Launch poster / flyer
But then we had to do… what’s it called again… ‘promotion’ ? We decided a launch event was necessary, so we managed to convince a venue in town (ZanZiBar – long gone now) to take us on for a night. We put up posters and distributed flyers all around town (and indeed after a conveniently-timed Depeche Mode concert at Festival Hall).
We also sent the promo tapes and a press release to the numerous music street papers which also existed at the time in all the major cities, as well as the indie radio stations such as 4ZZZ, 2SER, 3FBI, ABC JJJ and Radio National, etc. Looking back now, it was a good time for ‘real’ promotion (as distinct from modern reliance on social and on-line media). We also published the first of our ‘zines (called ‘T’), which we sent out to our mailing list.
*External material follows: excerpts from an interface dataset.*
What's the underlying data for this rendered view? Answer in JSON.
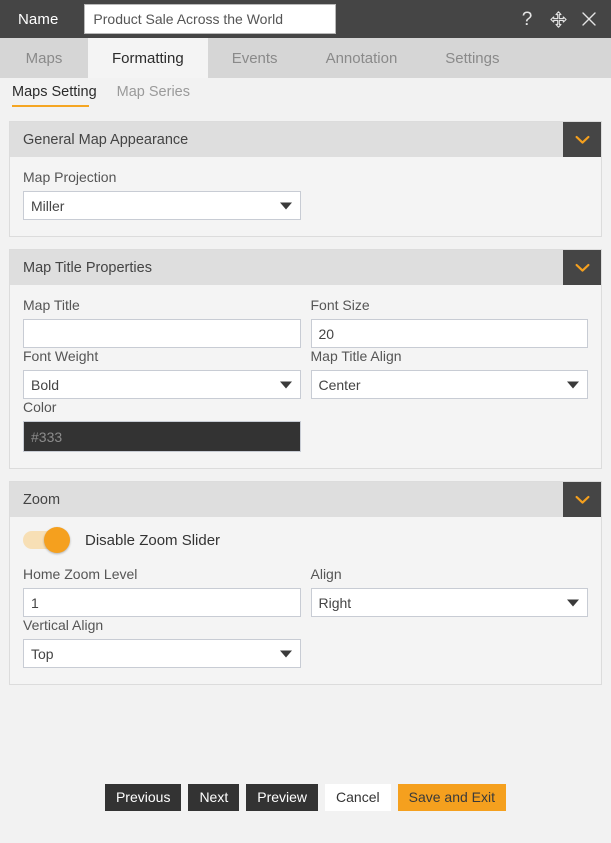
{
  "titlebar": {
    "name_label": "Name",
    "name_value": "Product Sale Across the World",
    "name_placeholder": "Name",
    "help_icon": "question-mark-icon",
    "move_icon": "move-arrows-icon",
    "close_icon": "close-icon"
  },
  "tabs": [
    {
      "label": "Maps",
      "active": false
    },
    {
      "label": "Formatting",
      "active": true
    },
    {
      "label": "Events",
      "active": false
    },
    {
      "label": "Annotation",
      "active": false
    },
    {
      "label": "Settings",
      "active": false
    }
  ],
  "subtabs": [
    {
      "label": "Maps Setting",
      "active": true
    },
    {
      "label": "Map Series",
      "active": false
    }
  ],
  "sections": {
    "general_map_appearance": {
      "title": "General Map Appearance",
      "collapse_icon": "chevron-down-icon",
      "map_projection": {
        "label": "Map Projection",
        "value": "Miller"
      }
    },
    "map_title_properties": {
      "title": "Map Title Properties",
      "collapse_icon": "chevron-down-icon",
      "map_title": {
        "label": "Map Title",
        "value": "",
        "placeholder": ""
      },
      "font_size": {
        "label": "Font Size",
        "value": "20"
      },
      "font_weight": {
        "label": "Font Weight",
        "value": "Bold"
      },
      "map_title_align": {
        "label": "Map Title Align",
        "value": "Center"
      },
      "color": {
        "label": "Color",
        "value": "",
        "placeholder": "#333",
        "swatch": "#333333"
      }
    },
    "zoom": {
      "title": "Zoom",
      "collapse_icon": "chevron-down-icon",
      "disable_zoom_slider": {
        "label": "Disable Zoom Slider",
        "on": true
      },
      "home_zoom_level": {
        "label": "Home Zoom Level",
        "value": "1"
      },
      "align": {
        "label": "Align",
        "value": "Right"
      },
      "vertical_align": {
        "label": "Vertical Align",
        "value": "Top"
      }
    }
  },
  "footer": {
    "previous": "Previous",
    "next": "Next",
    "preview": "Preview",
    "cancel": "Cancel",
    "save_and_exit": "Save and Exit"
  },
  "colors": {
    "accent": "#f5a01e",
    "titlebar_bg": "#454545",
    "panel_header_bg": "#dedede"
  }
}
Here’s the first edition from the time of the Evidence release.
Sphere at the launch
Blood Party at the launch
Malcolm Jacobson and Anna Petrou
The launch was awesome, with the debut live performances from Sphere and Blood Party + The UN (who were well in advance of all of us with at least 6 performances under their belt!) and it set us on a path of many such events and releases over the years. Brisbane’s electronic music scene had grown from strength to strength – which we documented in 2014 with the BNE Project, and we’re very proud to say that we were there at the start… ground zero.
And the music… well to this day Evidence holds a very special place in our heart, and it still sounds as wonderfully original, inventive and diverse as it did in 1994. The release spans a broad spectrum of electronic music, from the trance, house and techno of Now Zero, Evolver (later 8E38) and SonnenSystem, through the synthpop and english electronic sound of House Guests and Sphere, the electro/grebo of The UN, the darkwave of The Isle and Blood Party, to true experimentation by Ghee (Morgan Geist – providing an early cameo appearance from the USA) and Daniel Hack; in most cases the debut recordings from these artists. It is a keystone in the Brisbane electronic music scene and you can find it on iTunes for streaming or download, and you might still be able to get a rare copy at one of our market day stalls.
Thanks to all the artists who collaborated with us on Evidence. 25 years ago it may be, but it’s still the future for us.
Morgan Geist (Ghee)
Evolver (later 8E38)